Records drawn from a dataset
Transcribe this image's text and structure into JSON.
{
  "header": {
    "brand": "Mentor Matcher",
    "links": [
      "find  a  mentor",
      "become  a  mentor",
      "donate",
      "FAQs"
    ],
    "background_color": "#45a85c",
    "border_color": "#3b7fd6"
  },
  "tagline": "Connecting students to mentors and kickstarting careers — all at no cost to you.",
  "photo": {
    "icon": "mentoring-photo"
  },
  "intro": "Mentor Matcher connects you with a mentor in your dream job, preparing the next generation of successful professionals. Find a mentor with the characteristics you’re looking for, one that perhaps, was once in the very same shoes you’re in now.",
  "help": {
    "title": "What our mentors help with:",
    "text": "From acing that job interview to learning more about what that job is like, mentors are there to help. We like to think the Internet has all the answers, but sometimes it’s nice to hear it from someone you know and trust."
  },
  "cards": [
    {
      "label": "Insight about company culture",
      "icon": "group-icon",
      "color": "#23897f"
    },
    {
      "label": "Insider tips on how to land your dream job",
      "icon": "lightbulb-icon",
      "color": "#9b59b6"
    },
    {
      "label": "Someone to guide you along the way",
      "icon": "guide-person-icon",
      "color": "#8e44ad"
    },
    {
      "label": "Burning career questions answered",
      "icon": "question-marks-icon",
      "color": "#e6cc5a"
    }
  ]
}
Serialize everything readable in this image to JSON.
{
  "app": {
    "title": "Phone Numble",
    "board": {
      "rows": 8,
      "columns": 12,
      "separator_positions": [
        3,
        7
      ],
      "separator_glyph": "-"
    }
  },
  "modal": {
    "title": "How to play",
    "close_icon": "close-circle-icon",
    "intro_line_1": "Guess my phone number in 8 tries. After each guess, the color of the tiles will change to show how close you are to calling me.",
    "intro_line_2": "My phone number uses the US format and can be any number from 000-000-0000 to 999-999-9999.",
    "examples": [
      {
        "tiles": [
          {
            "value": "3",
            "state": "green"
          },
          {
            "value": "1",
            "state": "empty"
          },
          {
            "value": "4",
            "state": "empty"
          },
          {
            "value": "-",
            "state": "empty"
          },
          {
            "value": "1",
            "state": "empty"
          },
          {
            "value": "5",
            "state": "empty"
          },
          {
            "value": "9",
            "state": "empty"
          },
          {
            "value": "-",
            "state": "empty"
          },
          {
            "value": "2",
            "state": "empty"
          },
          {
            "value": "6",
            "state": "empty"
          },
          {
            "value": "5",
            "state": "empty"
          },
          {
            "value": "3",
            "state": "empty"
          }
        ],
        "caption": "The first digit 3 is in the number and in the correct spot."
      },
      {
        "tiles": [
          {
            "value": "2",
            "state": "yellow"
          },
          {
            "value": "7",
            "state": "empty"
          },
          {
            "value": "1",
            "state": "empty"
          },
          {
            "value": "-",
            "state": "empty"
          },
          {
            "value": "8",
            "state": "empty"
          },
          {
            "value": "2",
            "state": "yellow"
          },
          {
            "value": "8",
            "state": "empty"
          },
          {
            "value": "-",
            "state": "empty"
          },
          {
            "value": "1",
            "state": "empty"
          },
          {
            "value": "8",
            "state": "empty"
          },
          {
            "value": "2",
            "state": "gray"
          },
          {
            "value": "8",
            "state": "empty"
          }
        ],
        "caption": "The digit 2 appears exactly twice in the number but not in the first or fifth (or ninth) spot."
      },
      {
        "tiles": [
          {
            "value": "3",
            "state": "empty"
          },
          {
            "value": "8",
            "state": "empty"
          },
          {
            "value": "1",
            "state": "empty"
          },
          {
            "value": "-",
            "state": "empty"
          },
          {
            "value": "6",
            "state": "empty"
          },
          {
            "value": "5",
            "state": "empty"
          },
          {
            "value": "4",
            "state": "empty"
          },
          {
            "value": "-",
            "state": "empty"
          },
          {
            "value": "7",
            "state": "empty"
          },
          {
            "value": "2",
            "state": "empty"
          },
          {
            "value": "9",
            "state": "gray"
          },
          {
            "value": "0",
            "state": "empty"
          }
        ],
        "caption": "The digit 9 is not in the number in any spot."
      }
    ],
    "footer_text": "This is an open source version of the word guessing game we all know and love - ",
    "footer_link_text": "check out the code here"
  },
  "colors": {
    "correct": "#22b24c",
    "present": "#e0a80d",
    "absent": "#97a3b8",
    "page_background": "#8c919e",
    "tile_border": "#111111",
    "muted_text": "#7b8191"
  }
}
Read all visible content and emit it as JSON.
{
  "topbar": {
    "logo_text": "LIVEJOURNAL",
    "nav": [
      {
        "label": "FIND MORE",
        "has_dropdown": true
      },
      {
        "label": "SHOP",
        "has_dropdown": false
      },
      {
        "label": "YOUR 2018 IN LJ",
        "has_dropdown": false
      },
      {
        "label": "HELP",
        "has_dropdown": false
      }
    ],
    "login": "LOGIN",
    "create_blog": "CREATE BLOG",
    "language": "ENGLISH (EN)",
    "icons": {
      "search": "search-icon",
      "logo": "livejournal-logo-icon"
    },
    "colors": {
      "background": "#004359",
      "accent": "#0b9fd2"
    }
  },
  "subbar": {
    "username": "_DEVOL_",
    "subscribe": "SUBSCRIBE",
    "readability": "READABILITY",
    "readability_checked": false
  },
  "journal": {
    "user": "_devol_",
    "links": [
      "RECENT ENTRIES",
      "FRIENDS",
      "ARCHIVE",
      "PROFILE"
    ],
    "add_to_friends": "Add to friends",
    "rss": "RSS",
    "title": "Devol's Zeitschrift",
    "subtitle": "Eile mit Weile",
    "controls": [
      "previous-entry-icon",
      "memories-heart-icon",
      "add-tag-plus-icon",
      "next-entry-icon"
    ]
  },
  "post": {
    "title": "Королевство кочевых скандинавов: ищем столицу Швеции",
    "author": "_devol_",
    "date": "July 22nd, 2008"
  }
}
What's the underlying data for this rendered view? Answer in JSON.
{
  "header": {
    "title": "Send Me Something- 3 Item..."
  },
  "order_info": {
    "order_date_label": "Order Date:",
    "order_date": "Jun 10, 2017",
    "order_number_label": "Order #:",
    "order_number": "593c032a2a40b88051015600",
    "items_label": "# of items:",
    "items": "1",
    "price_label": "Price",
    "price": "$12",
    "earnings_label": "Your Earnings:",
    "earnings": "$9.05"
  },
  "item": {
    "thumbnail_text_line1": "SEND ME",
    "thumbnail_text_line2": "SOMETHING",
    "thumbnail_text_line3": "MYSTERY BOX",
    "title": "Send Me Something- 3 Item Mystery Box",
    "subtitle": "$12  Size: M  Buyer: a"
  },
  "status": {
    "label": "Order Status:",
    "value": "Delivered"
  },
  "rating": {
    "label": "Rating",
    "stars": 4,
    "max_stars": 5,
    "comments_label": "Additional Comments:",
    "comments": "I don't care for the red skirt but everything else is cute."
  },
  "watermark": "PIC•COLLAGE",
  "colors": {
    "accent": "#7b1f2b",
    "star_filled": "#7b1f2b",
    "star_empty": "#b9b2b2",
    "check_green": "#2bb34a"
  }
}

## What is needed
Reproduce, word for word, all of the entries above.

## Task result
Transcribe this image's text and structure into JSON.
{
  "header": {
    "brand": "Mentor Matcher",
    "links": [
      "find  a  mentor",
      "become  a  mentor",
      "donate",
      "FAQs"
    ],
    "background_color": "#45a85c",
    "border_color": "#3b7fd6"
  },
  "tagline": "Connecting students to mentors and kickstarting careers — all at no cost to you.",
  "photo": {
    "icon": "mentoring-photo"
  },
  "intro": "Mentor Matcher connects you with a mentor in your dream job, preparing the next generation of successful professionals. Find a mentor with the characteristics you’re looking for, one that perhaps, was once in the very same shoes you’re in now.",
  "help": {
    "title": "What our mentors help with:",
    "text": "From acing that job interview to learning more about what that job is like, mentors are there to help. We like to think the Internet has all the answers, but sometimes it’s nice to hear it from someone you know and trust."
  },
  "cards": [
    {
      "label": "Insight about company culture",
      "icon": "group-icon",
      "color": "#23897f"
    },
    {
      "label": "Insider tips on how to land your dream job",
      "icon": "lightbulb-icon",
      "color": "#9b59b6"
    },
    {
      "label": "Someone to guide you along the way",
      "icon": "guide-person-icon",
      "color": "#8e44ad"
    },
    {
      "label": "Burning career questions answered",
      "icon": "question-marks-icon",
      "color": "#e6cc5a"
    }
  ]
}
Serialize everything readable in this image to JSON.
{
  "app": {
    "title": "Phone Numble",
    "board": {
      "rows": 8,
      "columns": 12,
      "separator_positions": [
        3,
        7
      ],
      "separator_glyph": "-"
    }
  },
  "modal": {
    "title": "How to play",
    "close_icon": "close-circle-icon",
    "intro_line_1": "Guess my phone number in 8 tries. After each guess, the color of the tiles will change to show how close you are to calling me.",
    "intro_line_2": "My phone number uses the US format and can be any number from 000-000-0000 to 999-999-9999.",
    "examples": [
      {
        "tiles": [
          {
            "value": "3",
            "state": "green"
          },
          {
            "value": "1",
            "state": "empty"
          },
          {
            "value": "4",
            "state": "empty"
          },
          {
            "value": "-",
            "state": "empty"
          },
          {
            "value": "1",
            "state": "empty"
          },
          {
            "value": "5",
            "state": "empty"
          },
          {
            "value": "9",
            "state": "empty"
          },
          {
            "value": "-",
            "state": "empty"
          },
          {
            "value": "2",
            "state": "empty"
          },
          {
            "value": "6",
            "state": "empty"
          },
          {
            "value": "5",
            "state": "empty"
          },
          {
            "value": "3",
            "state": "empty"
          }
        ],
        "caption": "The first digit 3 is in the number and in the correct spot."
      },
      {
        "tiles": [
          {
            "value": "2",
            "state": "yellow"
          },
          {
            "value": "7",
            "state": "empty"
          },
          {
            "value": "1",
            "state": "empty"
          },
          {
            "value": "-",
            "state": "empty"
          },
          {
            "value": "8",
            "state": "empty"
          },
          {
            "value": "2",
            "state": "yellow"
          },
          {
            "value": "8",
            "state": "empty"
          },
          {
            "value": "-",
            "state": "empty"
          },
          {
            "value": "1",
            "state": "empty"
          },
          {
            "value": "8",
            "state": "empty"
          },
          {
            "value": "2",
            "state": "gray"
          },
          {
            "value": "8",
            "state": "empty"
          }
        ],
        "caption": "The digit 2 appears exactly twice in the number but not in the first or fifth (or ninth) spot."
      },
      {
        "tiles": [
          {
            "value": "3",
            "state": "empty"
          },
          {
            "value": "8",
            "state": "empty"
          },
          {
            "value": "1",
            "state": "empty"
          },
          {
            "value": "-",
            "state": "empty"
          },
          {
            "value": "6",
            "state": "empty"
          },
          {
            "value": "5",
            "state": "empty"
          },
          {
            "value": "4",
            "state": "empty"
          },
          {
            "value": "-",
            "state": "empty"
          },
          {
            "value": "7",
            "state": "empty"
          },
          {
            "value": "2",
            "state": "empty"
          },
          {
            "value": "9",
            "state": "gray"
          },
          {
            "value": "0",
            "state": "empty"
          }
        ],
        "caption": "The digit 9 is not in the number in any spot."
      }
    ],
    "footer_text": "This is an open source version of the word guessing game we all know and love - ",
    "footer_link_text": "check out the code here"
  },
  "colors": {
    "correct": "#22b24c",
    "present": "#e0a80d",
    "absent": "#97a3b8",
    "page_background": "#8c919e",
    "tile_border": "#111111",
    "muted_text": "#7b8191"
  }
}
Read all visible content and emit it as JSON.
{
  "topbar": {
    "logo_text": "LIVEJOURNAL",
    "nav": [
      {
        "label": "FIND MORE",
        "has_dropdown": true
      },
      {
        "label": "SHOP",
        "has_dropdown": false
      },
      {
        "label": "YOUR 2018 IN LJ",
        "has_dropdown": false
      },
      {
        "label": "HELP",
        "has_dropdown": false
      }
    ],
    "login": "LOGIN",
    "create_blog": "CREATE BLOG",
    "language": "ENGLISH (EN)",
    "icons": {
      "search": "search-icon",
      "logo": "livejournal-logo-icon"
    },
    "colors": {
      "background": "#004359",
      "accent": "#0b9fd2"
    }
  },
  "subbar": {
    "username": "_DEVOL_",
    "subscribe": "SUBSCRIBE",
    "readability": "READABILITY",
    "readability_checked": false
  },
  "journal": {
    "user": "_devol_",
    "links": [
      "RECENT ENTRIES",
      "FRIENDS",
      "ARCHIVE",
      "PROFILE"
    ],
    "add_to_friends": "Add to friends",
    "rss": "RSS",
    "title": "Devol's Zeitschrift",
    "subtitle": "Eile mit Weile",
    "controls": [
      "previous-entry-icon",
      "memories-heart-icon",
      "add-tag-plus-icon",
      "next-entry-icon"
    ]
  },
  "post": {
    "title": "Королевство кочевых скандинавов: ищем столицу Швеции",
    "author": "_devol_",
    "date": "July 22nd, 2008"
  }
}
What's the underlying data for this rendered view? Answer in JSON.
{
  "header": {
    "title": "Send Me Something- 3 Item..."
  },
  "order_info": {
    "order_date_label": "Order Date:",
    "order_date": "Jun 10, 2017",
    "order_number_label": "Order #:",
    "order_number": "593c032a2a40b88051015600",
    "items_label": "# of items:",
    "items": "1",
    "price_label": "Price",
    "price": "$12",
    "earnings_label": "Your Earnings:",
    "earnings": "$9.05"
  },
  "item": {
    "thumbnail_text_line1": "SEND ME",
    "thumbnail_text_line2": "SOMETHING",
    "thumbnail_text_line3": "MYSTERY BOX",
    "title": "Send Me Something- 3 Item Mystery Box",
    "subtitle": "$12  Size: M  Buyer: a"
  },
  "status": {
    "label": "Order Status:",
    "value": "Delivered"
  },
  "rating": {
    "label": "Rating",
    "stars": 4,
    "max_stars": 5,
    "comments_label": "Additional Comments:",
    "comments": "I don't care for the red skirt but everything else is cute."
  },
  "watermark": "PIC•COLLAGE",
  "colors": {
    "accent": "#7b1f2b",
    "star_filled": "#7b1f2b",
    "star_empty": "#b9b2b2",
    "check_green": "#2bb34a"
  }
}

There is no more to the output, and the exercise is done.